• _TASK ITEM_
Check each line of the material below for "media". Report how many have it, with no other words.
(THE RECORDS Opens)
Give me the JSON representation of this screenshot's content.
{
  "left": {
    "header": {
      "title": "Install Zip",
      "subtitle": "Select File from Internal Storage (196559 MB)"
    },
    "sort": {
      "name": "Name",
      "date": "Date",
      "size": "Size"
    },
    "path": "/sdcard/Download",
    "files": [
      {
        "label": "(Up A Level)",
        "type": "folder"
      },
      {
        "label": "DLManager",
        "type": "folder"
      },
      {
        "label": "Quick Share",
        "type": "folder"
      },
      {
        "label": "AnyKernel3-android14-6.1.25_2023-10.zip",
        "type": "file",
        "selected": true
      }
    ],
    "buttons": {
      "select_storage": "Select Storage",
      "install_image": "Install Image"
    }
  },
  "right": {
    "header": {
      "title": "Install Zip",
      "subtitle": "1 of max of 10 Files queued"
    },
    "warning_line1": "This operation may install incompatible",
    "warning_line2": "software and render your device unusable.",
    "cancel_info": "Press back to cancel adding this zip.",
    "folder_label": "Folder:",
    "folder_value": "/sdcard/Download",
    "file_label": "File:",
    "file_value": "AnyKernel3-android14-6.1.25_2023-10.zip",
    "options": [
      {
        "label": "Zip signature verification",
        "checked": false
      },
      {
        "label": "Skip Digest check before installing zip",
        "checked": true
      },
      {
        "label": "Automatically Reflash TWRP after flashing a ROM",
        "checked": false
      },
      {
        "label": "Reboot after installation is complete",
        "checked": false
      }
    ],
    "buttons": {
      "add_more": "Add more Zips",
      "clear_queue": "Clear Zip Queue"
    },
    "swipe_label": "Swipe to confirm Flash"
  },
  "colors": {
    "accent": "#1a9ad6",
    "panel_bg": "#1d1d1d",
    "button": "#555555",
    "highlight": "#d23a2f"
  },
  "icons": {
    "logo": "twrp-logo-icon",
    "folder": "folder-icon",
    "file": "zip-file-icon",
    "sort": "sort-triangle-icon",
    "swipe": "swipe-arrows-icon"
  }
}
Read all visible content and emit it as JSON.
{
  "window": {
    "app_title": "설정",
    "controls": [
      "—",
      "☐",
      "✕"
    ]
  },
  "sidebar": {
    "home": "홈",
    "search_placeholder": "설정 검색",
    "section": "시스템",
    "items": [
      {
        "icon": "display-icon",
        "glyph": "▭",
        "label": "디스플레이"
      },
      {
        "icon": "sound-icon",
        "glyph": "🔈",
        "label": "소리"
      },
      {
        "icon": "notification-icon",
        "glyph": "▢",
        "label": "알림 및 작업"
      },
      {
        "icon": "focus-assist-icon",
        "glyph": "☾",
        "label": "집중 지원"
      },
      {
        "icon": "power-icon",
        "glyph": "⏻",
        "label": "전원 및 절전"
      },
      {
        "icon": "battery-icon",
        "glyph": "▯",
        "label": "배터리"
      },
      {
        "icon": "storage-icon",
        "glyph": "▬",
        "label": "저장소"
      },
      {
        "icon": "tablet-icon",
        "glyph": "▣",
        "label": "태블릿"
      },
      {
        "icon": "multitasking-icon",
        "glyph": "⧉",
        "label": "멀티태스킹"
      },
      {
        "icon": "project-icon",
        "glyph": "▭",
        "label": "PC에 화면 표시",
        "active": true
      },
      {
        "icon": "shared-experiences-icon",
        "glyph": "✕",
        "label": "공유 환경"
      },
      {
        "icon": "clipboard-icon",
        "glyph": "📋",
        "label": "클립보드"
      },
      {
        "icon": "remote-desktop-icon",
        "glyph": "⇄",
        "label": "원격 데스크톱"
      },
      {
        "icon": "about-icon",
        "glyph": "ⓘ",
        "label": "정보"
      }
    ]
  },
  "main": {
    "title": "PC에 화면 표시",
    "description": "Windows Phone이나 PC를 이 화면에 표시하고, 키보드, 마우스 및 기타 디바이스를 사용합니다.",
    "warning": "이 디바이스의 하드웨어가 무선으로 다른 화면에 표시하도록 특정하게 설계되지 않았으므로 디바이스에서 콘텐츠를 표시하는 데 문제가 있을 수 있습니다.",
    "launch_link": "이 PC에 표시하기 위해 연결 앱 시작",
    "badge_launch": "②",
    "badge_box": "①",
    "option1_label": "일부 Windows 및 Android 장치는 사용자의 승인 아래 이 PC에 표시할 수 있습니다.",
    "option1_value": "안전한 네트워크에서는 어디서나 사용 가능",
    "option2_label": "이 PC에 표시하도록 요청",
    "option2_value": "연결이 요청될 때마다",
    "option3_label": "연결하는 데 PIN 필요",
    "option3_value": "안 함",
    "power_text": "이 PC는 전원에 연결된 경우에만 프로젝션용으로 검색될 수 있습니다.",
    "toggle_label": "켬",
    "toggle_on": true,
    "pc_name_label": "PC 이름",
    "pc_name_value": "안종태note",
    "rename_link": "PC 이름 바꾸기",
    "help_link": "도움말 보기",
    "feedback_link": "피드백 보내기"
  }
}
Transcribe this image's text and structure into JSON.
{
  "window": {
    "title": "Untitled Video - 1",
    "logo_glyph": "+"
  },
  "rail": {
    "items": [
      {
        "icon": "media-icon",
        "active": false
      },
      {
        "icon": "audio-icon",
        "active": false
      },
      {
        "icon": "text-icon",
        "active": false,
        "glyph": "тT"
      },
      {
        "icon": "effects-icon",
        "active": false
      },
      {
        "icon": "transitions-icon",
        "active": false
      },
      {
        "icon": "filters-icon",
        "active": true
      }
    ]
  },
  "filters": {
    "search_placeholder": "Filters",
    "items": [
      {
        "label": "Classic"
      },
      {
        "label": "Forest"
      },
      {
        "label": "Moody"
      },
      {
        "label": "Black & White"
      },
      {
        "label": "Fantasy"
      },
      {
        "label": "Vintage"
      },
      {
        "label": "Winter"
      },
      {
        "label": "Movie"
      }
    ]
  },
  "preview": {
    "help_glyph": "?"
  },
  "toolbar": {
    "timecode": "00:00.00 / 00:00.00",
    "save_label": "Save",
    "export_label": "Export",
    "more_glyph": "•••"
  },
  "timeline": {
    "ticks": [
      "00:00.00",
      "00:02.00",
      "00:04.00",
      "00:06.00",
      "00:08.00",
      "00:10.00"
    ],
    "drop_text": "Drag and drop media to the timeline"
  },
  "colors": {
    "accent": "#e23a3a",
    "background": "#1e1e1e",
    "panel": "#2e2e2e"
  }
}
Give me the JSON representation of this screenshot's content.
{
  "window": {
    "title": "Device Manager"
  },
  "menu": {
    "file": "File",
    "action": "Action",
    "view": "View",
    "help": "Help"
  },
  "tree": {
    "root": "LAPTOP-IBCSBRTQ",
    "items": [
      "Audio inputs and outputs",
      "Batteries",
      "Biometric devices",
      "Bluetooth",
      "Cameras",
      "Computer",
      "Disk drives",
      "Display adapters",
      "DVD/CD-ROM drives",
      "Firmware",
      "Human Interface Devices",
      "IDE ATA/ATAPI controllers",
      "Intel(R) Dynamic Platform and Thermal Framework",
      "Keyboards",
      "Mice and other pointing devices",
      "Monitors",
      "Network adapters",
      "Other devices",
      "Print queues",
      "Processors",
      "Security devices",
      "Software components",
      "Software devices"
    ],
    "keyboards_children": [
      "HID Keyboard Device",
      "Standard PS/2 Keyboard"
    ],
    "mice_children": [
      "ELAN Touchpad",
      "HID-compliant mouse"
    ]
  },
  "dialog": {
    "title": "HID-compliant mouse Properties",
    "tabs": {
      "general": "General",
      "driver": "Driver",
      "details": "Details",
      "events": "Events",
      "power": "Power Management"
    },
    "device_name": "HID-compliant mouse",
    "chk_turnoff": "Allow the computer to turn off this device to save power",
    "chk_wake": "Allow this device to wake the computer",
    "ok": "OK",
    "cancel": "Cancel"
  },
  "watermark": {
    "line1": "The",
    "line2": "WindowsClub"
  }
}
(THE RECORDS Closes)
• _FINISHED EXERCISE_
2